Ladies and Gentlemen 136 by Andy Warhol is one of ten screenprints from Warhol’s Ladies and Gentlemen portfolio from 1975. The portfolio explores gender nonconformity and drag at a time when transgender identity was highly taboo. Each portrait is vibrant and full of life; they also differ significantly from Warhol’s portraits of famous people. Here, Andy Warhol attempts to capture a form of underground notoriety that was much more difficult to endure.
Ladies and Gentlemen 136 uses a photo that Warhol captured using his Polaroid Big Shot. A copyright dispute over Warhol’s Flowers prints from 1964 forced him to start taking his own photos, prompting a shift in his working methods. This twist of fate arguably brought him closer to the world of celebrities and the underground culture of New York City in the 1970s and 80s.
Wilhelmina Ross is the subject of Ladies and Gentlemen 136. She was quite possibly Warhol’s favorite model in the series. He made 73 portraits of her—the most out of any model in the collection.

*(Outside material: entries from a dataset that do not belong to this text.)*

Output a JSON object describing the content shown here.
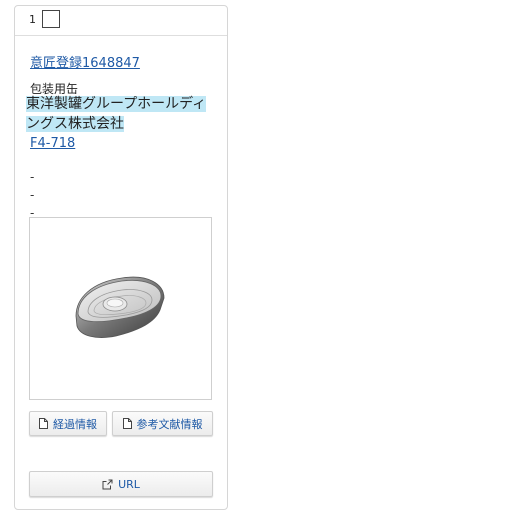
{
  "card": {
    "number": "1",
    "registration_link": "意匠登録1648847",
    "article": "包装用缶",
    "applicant": "東洋製罐グループホールディングス株式会社",
    "design_code": "F4-718",
    "dashes": [
      "-",
      "-",
      "-"
    ],
    "buttons": {
      "history": "経過情報",
      "references": "参考文献情報",
      "url": "URL"
    }
  },
  "colors": {
    "link": "#1f5aa6",
    "highlight": "#bfe7f5",
    "border": "#d6d6d6"
  },
  "icons": {
    "history": "document-icon",
    "references": "document-icon",
    "url": "external-link-icon"
  }
}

Ross strikes a pondering and whimsical look for the camera, drawing attention to the contours of her face and limp hand falling across her chest.
Warhol plays with her pose by connecting her pink lips with a swath of pink color that falls across her hands. This results in a kind of receptivity; one that is trapped inside of something else, suggesting there is more will behind the display when it is made by Ross in particular than when it’s made by others. The combination of blue, yellow and purple colors in Ladies and Gentlemen 136 evokes the eccentric aesthetic of drag fashion, falling somewhere between the runway and the smoky interior of a small club late at night. Another notable activist and drag queen in the series is Marsha P. Johnson, who is featured in Ladies and Gentlemen 133.
An Italian art Dealer named Luciano Anselmino suggested that Warhol do a portfolio on drag queens. Anselmino was a protege of sorts of Alexander Iolas, who Warhol worked with previously. Warhol decided to document the drag queens and Black and Latinx trans individuals who frequented the Gilded Grape nightclub. A hole in the wall disco near Hell’s Kitchen, the Gilded Grape provided a much-needed gathering place for the queer community. Warhol enlisted his assistant Ronnie Cutrone, and Interview magazine editor Bob Colicello, to scout for drag queens at the club. They would offer them $50 to pose for “a friend,” and bring them to The Factory the next day.
Patrons of the club have asserted that it was not only inclusive to crossdressers, but to all kinds of hustlers, sex workers, and runaways. This gave the place an edgy, yet accepting street atmosphere that mirrored the wild energy at The Factory. Thus, there is little surprise that Warhol found the place so appealing and wished to capture its mystique.
Ladies and Gentlemen 136 may raise questions about representation, such as Warhol and his associates under-compensating and not officially recognizing the names and identities of the models. Yet, it does seem that Warhol portrayed them in a way that is extremely earnest. The series makes for a unique commentary on the drag queen’s zeal for display, as well as the pain of their performance; a performance that extended beyond the warm friendly nights at the Gilded Grape into the unwelcoming world beyond its doors.
Ladies and Gentlemen 136 is a quintessential Warhol work. It exhibits his signature style and methods of the late 1970s and 80s. The polaroid form, color blocks, and collage-like style call to mind the ultra-famous Mick Jagger series, the later Reigning Queens, and prints like George Gershwin 231.